[Records contained in a dataset]
↓↓↓

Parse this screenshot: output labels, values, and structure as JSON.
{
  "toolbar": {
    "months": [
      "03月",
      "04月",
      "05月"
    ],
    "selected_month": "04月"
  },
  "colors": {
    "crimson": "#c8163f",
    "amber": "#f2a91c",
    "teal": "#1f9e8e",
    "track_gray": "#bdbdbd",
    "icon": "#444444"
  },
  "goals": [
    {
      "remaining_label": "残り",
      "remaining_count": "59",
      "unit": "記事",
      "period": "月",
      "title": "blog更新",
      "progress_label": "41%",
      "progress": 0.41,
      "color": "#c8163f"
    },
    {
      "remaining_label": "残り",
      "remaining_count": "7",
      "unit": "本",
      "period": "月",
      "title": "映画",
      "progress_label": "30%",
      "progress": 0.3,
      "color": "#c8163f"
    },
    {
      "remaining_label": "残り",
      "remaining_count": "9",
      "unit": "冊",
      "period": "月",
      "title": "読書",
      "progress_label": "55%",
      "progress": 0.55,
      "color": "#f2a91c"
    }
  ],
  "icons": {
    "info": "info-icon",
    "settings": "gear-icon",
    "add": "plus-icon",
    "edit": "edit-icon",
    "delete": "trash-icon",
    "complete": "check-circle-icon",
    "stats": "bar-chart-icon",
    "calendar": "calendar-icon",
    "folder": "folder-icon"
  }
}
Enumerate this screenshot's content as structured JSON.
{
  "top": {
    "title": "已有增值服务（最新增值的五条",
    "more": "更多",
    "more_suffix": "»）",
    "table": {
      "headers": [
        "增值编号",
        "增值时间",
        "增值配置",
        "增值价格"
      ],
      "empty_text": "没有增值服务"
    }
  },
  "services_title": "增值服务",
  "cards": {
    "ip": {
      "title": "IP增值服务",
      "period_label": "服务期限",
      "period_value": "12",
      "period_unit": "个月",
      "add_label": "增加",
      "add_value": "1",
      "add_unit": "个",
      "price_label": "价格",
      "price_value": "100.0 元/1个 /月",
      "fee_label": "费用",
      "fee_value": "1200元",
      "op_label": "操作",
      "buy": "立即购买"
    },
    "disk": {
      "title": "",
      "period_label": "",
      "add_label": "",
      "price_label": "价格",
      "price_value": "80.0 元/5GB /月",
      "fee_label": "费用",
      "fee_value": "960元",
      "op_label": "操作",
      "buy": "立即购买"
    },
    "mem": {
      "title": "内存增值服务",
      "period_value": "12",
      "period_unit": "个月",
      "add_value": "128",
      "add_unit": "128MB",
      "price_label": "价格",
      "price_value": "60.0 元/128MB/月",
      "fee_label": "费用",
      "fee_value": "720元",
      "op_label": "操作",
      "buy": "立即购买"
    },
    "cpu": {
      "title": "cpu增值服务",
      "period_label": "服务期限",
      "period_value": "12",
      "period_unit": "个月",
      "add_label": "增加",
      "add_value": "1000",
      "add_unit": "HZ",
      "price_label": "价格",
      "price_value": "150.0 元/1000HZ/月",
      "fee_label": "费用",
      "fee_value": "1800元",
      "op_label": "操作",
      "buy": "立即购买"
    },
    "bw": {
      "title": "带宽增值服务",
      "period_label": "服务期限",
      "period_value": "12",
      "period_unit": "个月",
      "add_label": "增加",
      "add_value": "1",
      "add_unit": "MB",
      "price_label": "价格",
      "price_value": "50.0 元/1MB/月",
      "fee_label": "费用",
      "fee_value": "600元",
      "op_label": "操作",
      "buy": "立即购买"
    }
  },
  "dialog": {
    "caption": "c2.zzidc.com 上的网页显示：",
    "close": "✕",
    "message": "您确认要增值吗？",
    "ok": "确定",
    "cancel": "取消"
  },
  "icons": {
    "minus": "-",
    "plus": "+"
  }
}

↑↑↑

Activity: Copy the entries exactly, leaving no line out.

Written solution:
Parse this screenshot: output labels, values, and structure as JSON.
{
  "toolbar": {
    "months": [
      "03月",
      "04月",
      "05月"
    ],
    "selected_month": "04月"
  },
  "colors": {
    "crimson": "#c8163f",
    "amber": "#f2a91c",
    "teal": "#1f9e8e",
    "track_gray": "#bdbdbd",
    "icon": "#444444"
  },
  "goals": [
    {
      "remaining_label": "残り",
      "remaining_count": "59",
      "unit": "記事",
      "period": "月",
      "title": "blog更新",
      "progress_label": "41%",
      "progress": 0.41,
      "color": "#c8163f"
    },
    {
      "remaining_label": "残り",
      "remaining_count": "7",
      "unit": "本",
      "period": "月",
      "title": "映画",
      "progress_label": "30%",
      "progress": 0.3,
      "color": "#c8163f"
    },
    {
      "remaining_label": "残り",
      "remaining_count": "9",
      "unit": "冊",
      "period": "月",
      "title": "読書",
      "progress_label": "55%",
      "progress": 0.55,
      "color": "#f2a91c"
    }
  ],
  "icons": {
    "info": "info-icon",
    "settings": "gear-icon",
    "add": "plus-icon",
    "edit": "edit-icon",
    "delete": "trash-icon",
    "complete": "check-circle-icon",
    "stats": "bar-chart-icon",
    "calendar": "calendar-icon",
    "folder": "folder-icon"
  }
}
Enumerate this screenshot's content as structured JSON.
{
  "top": {
    "title": "已有增值服务（最新增值的五条",
    "more": "更多",
    "more_suffix": "»）",
    "table": {
      "headers": [
        "增值编号",
        "增值时间",
        "增值配置",
        "增值价格"
      ],
      "empty_text": "没有增值服务"
    }
  },
  "services_title": "增值服务",
  "cards": {
    "ip": {
      "title": "IP增值服务",
      "period_label": "服务期限",
      "period_value": "12",
      "period_unit": "个月",
      "add_label": "增加",
      "add_value": "1",
      "add_unit": "个",
      "price_label": "价格",
      "price_value": "100.0 元/1个 /月",
      "fee_label": "费用",
      "fee_value": "1200元",
      "op_label": "操作",
      "buy": "立即购买"
    },
    "disk": {
      "title": "",
      "period_label": "",
      "add_label": "",
      "price_label": "价格",
      "price_value": "80.0 元/5GB /月",
      "fee_label": "费用",
      "fee_value": "960元",
      "op_label": "操作",
      "buy": "立即购买"
    },
    "mem": {
      "title": "内存增值服务",
      "period_value": "12",
      "period_unit": "个月",
      "add_value": "128",
      "add_unit": "128MB",
      "price_label": "价格",
      "price_value": "60.0 元/128MB/月",
      "fee_label": "费用",
      "fee_value": "720元",
      "op_label": "操作",
      "buy": "立即购买"
    },
    "cpu": {
      "title": "cpu增值服务",
      "period_label": "服务期限",
      "period_value": "12",
      "period_unit": "个月",
      "add_label": "增加",
      "add_value": "1000",
      "add_unit": "HZ",
      "price_label": "价格",
      "price_value": "150.0 元/1000HZ/月",
      "fee_label": "费用",
      "fee_value": "1800元",
      "op_label": "操作",
      "buy": "立即购买"
    },
    "bw": {
      "title": "带宽增值服务",
      "period_label": "服务期限",
      "period_value": "12",
      "period_unit": "个月",
      "add_label": "增加",
      "add_value": "1",
      "add_unit": "MB",
      "price_label": "价格",
      "price_value": "50.0 元/1MB/月",
      "fee_label": "费用",
      "fee_value": "600元",
      "op_label": "操作",
      "buy": "立即购买"
    }
  },
  "dialog": {
    "caption": "c2.zzidc.com 上的网页显示：",
    "close": "✕",
    "message": "您确认要增值吗？",
    "ok": "确定",
    "cancel": "取消"
  },
  "icons": {
    "minus": "-",
    "plus": "+"
  }
}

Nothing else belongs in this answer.